- WORK REQUEST: For every line in the records below that contains the word "name", add one to a count, and report only that count.

- AVAILABLE DATA:
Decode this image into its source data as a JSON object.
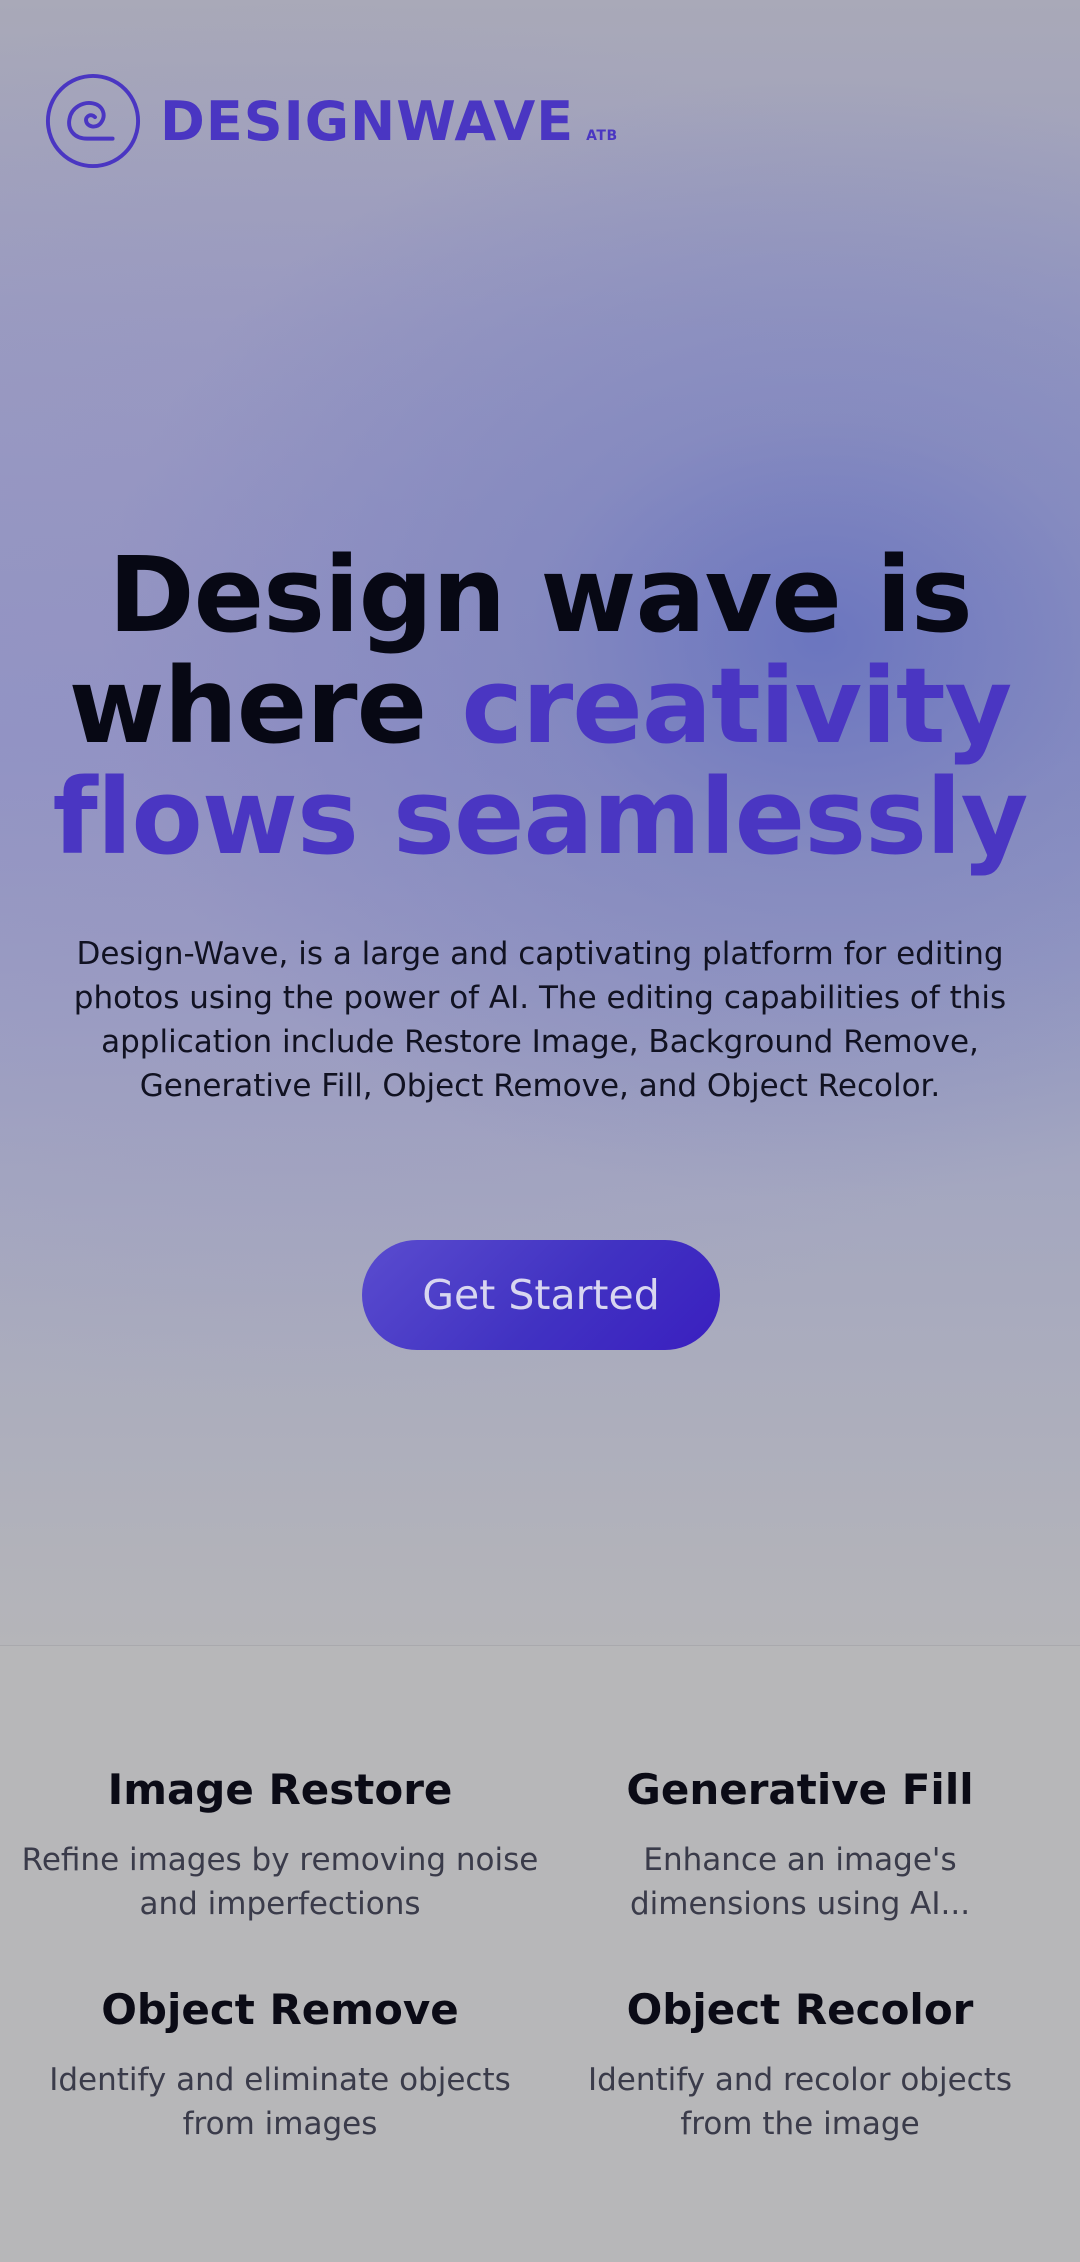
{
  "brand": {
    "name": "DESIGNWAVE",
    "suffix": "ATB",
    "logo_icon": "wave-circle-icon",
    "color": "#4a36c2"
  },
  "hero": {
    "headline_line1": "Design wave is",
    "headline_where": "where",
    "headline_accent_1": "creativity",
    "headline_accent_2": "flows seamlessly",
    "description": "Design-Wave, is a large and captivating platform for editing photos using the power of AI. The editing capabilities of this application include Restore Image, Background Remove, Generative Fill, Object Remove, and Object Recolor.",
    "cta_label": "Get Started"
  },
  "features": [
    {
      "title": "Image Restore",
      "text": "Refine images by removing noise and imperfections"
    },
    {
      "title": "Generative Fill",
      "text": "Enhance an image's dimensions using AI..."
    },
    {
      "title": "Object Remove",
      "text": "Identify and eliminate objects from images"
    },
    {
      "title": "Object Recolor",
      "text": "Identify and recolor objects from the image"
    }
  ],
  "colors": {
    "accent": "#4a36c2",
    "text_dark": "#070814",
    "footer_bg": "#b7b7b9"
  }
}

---

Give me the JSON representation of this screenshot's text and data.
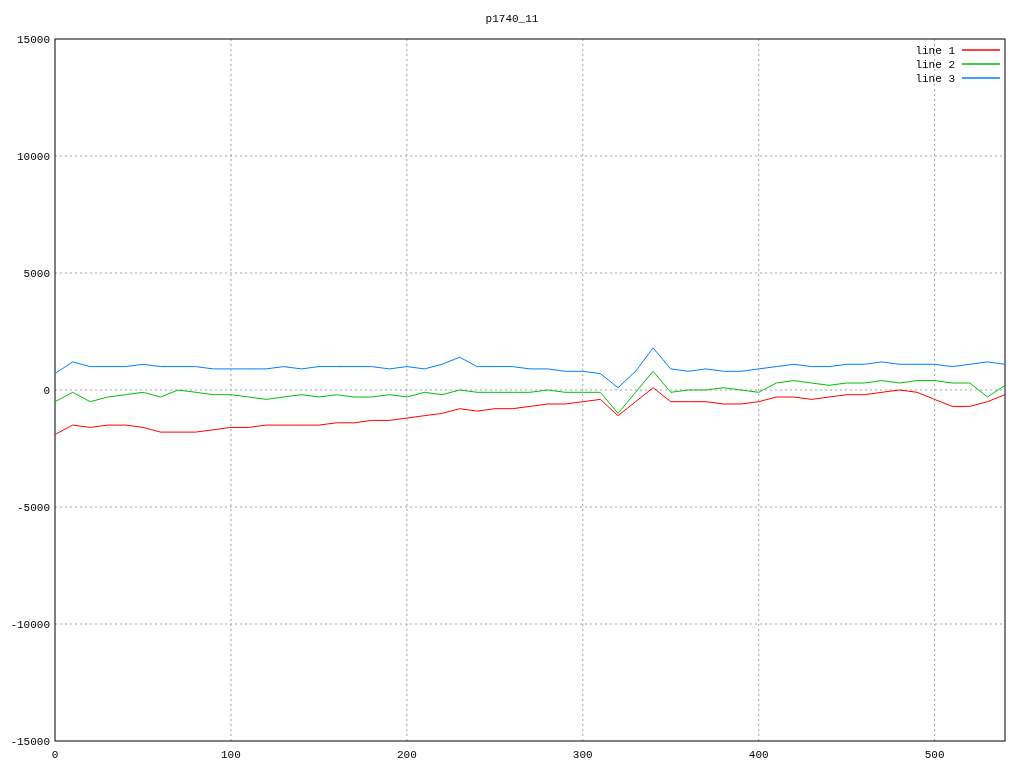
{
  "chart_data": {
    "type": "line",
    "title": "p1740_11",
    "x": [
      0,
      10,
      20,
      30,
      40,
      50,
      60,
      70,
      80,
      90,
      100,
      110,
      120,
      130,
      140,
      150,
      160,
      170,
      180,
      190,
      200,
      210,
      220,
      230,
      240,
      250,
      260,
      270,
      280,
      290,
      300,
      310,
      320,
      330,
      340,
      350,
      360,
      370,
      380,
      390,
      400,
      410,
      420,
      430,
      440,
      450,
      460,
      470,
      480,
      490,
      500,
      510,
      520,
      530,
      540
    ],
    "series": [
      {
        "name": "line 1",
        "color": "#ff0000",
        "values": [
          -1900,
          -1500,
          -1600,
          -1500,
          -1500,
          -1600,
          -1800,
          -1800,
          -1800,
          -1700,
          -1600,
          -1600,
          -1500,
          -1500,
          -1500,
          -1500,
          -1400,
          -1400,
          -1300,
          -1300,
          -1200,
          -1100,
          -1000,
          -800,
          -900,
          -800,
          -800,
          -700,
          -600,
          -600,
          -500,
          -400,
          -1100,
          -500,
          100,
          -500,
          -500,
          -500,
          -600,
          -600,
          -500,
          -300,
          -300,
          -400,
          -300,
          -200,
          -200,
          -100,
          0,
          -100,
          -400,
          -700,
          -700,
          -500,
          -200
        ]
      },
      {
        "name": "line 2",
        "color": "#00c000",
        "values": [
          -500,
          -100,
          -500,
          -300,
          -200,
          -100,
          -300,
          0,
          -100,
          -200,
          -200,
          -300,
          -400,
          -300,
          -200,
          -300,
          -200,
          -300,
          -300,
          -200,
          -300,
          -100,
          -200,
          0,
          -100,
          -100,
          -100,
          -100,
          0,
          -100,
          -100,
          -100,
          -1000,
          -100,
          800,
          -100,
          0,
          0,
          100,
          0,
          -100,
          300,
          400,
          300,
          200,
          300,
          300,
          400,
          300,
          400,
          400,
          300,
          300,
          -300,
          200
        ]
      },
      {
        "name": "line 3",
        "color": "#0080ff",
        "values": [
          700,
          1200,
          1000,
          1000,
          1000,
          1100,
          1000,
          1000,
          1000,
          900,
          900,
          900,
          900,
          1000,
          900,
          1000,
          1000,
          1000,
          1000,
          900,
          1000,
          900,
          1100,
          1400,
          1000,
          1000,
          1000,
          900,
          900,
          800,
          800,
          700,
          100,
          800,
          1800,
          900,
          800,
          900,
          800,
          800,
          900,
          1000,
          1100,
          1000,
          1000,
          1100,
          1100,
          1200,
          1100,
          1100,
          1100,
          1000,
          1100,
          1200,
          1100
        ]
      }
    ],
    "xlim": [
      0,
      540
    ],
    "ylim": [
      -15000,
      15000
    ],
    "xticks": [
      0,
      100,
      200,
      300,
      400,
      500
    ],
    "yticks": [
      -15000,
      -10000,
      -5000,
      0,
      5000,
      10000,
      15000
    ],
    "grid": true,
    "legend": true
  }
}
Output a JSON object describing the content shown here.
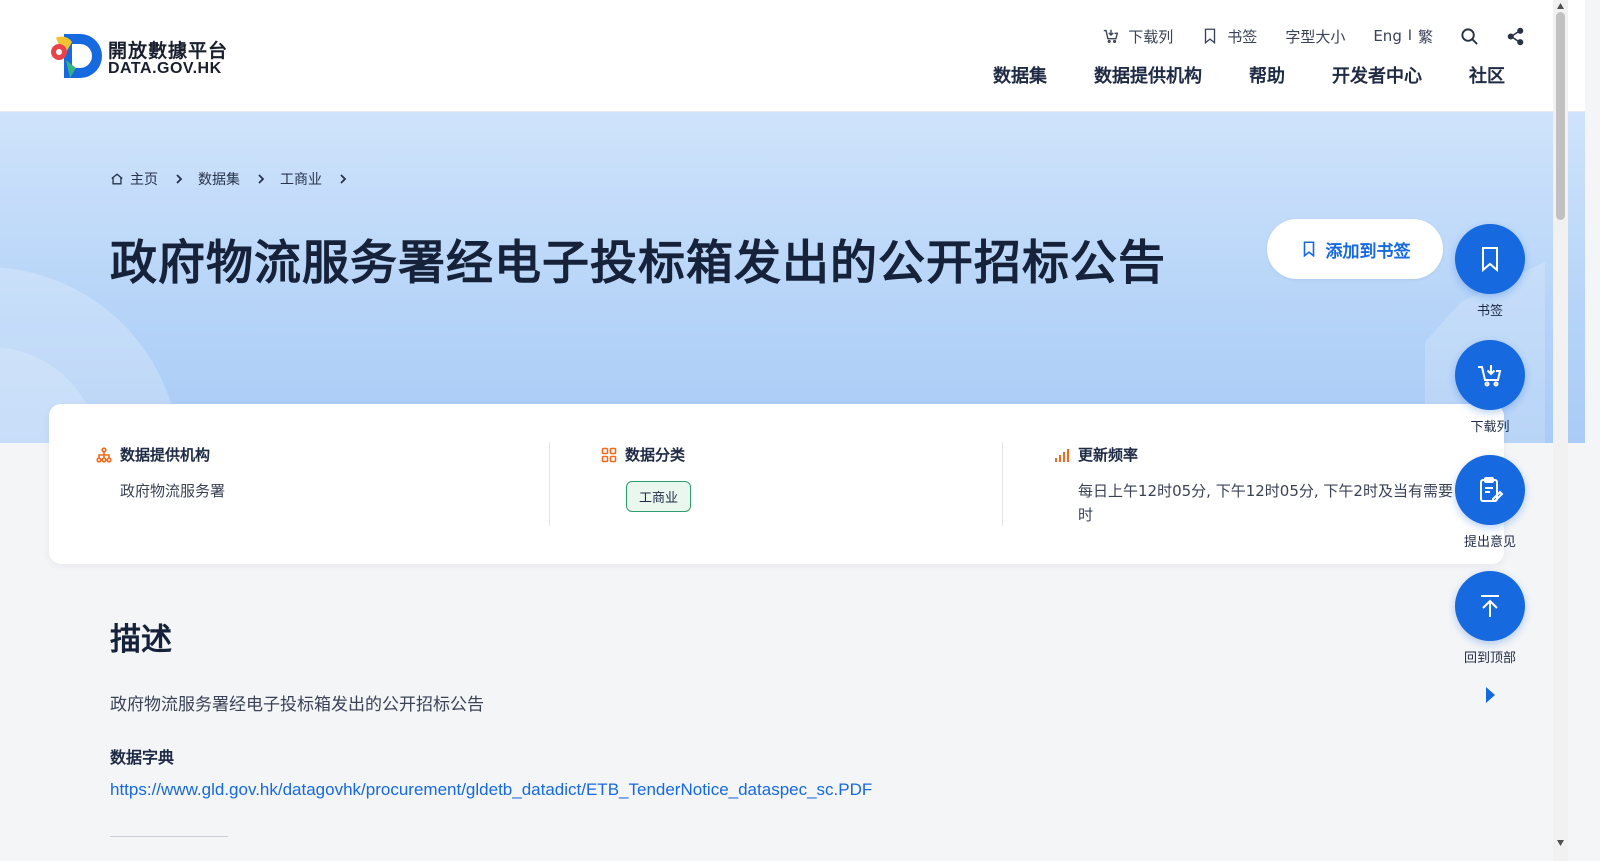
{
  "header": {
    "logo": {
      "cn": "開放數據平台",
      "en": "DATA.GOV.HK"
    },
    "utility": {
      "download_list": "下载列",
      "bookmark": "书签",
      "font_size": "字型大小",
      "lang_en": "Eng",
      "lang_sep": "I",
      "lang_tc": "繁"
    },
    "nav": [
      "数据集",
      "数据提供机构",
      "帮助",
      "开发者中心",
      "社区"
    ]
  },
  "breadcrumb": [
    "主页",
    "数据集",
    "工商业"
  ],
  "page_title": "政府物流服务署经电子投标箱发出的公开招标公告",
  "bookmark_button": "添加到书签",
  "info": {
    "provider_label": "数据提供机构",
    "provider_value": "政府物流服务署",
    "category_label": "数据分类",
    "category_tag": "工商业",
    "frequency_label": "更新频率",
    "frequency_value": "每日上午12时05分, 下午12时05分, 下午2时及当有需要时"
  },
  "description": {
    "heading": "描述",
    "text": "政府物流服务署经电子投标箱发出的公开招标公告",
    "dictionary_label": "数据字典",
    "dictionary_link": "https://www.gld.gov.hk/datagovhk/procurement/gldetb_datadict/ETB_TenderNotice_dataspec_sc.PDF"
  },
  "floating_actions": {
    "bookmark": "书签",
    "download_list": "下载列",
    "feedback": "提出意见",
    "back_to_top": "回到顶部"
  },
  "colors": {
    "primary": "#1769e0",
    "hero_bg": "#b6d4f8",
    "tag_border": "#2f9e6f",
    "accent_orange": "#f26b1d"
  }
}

- SOLUTION FOR THIS PROBLEM: 4